§ Directions
Which lines in the records below contain the word "name"? Report each of them.

§ Data shown
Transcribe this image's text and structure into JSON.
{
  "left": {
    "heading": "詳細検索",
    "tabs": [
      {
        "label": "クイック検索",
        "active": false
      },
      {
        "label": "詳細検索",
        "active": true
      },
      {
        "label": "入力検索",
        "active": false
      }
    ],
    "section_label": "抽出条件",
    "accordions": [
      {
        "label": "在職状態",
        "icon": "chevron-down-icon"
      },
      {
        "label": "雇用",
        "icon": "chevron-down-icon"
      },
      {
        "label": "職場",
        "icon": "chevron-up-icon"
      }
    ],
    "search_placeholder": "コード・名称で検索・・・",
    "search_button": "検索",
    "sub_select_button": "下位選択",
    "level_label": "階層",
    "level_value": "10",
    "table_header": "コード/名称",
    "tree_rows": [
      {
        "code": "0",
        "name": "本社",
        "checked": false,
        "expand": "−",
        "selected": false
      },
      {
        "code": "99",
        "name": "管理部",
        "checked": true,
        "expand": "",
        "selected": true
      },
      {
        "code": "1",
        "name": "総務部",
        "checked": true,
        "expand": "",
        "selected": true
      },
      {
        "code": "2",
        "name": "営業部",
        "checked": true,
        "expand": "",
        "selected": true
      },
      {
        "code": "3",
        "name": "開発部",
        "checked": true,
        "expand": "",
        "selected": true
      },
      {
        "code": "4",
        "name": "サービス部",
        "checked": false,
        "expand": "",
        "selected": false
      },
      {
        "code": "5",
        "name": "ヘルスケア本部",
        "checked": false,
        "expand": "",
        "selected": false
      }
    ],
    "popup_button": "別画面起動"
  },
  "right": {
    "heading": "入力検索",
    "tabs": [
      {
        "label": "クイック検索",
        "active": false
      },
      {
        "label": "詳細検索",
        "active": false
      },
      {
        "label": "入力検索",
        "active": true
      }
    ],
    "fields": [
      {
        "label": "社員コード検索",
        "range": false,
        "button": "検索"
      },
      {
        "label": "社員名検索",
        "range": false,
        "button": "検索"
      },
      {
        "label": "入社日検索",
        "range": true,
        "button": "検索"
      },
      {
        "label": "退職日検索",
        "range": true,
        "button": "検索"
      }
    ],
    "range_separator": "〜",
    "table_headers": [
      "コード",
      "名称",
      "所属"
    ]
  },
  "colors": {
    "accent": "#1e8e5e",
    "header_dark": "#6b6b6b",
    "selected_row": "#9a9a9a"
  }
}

§ Response area
        "name": "本社",
        "name": "管理部",
        "name": "総務部",
        "name": "営業部",
        "name": "開発部",
        "name": "サービス部",
        "name": "ヘルスケア本部",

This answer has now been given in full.